** What is required **
Return every line of the data below exactly, but do not include the images.

** Supplied information **
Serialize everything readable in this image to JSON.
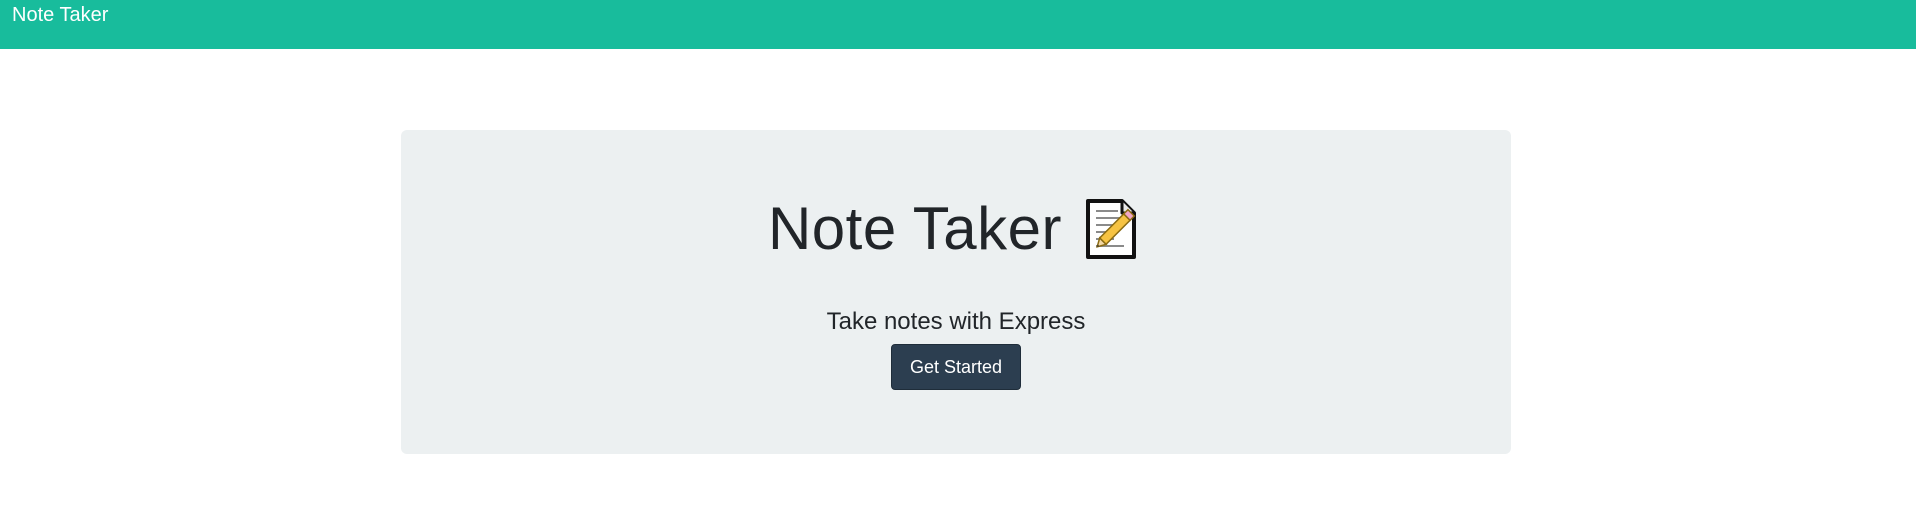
{
  "navbar": {
    "brand": "Note Taker",
    "background_color": "#18bc9c"
  },
  "hero": {
    "title": "Note Taker",
    "title_icon": "memo-icon",
    "subtitle": "Take notes with Express",
    "button_label": "Get Started",
    "panel_color": "#ecf0f1",
    "button_color": "#2c3e50"
  }
}
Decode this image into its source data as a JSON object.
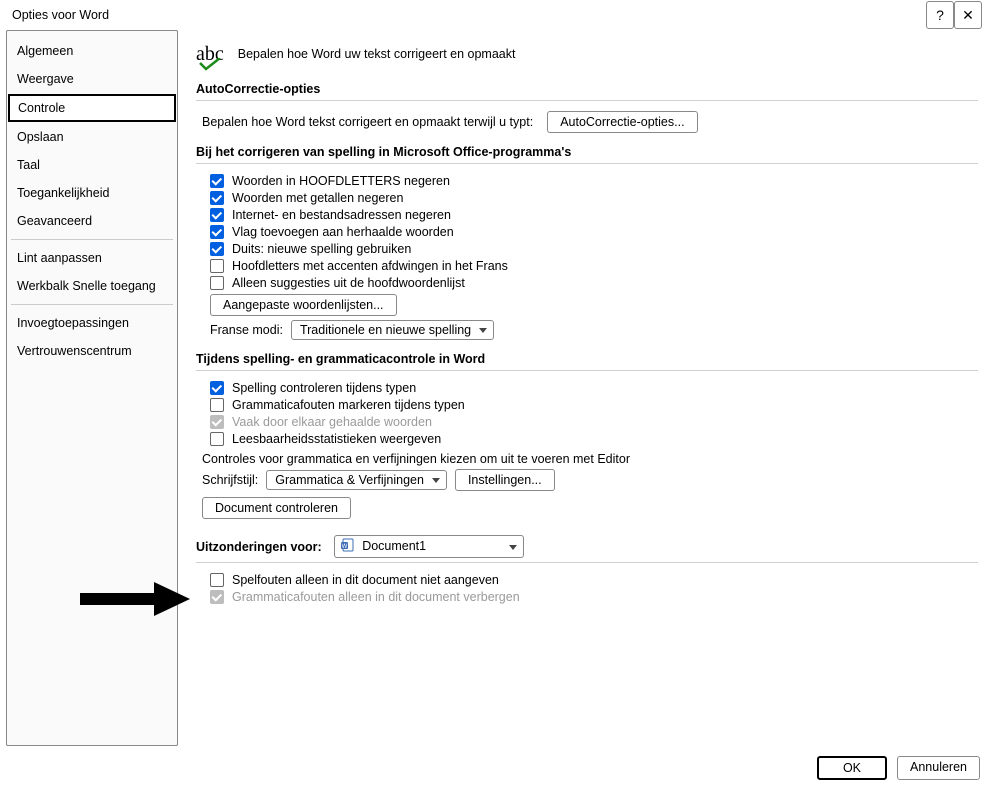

** Exercise solution **
Serialize everything readable in this image to JSON.
{
  "navbar": {
    "brand": "Note Taker",
    "background_color": "#18bc9c"
  },
  "hero": {
    "title": "Note Taker",
    "title_icon": "memo-icon",
    "subtitle": "Take notes with Express",
    "button_label": "Get Started",
    "panel_color": "#ecf0f1",
    "button_color": "#2c3e50"
  }
}
Decode this image into its source data as a JSON object.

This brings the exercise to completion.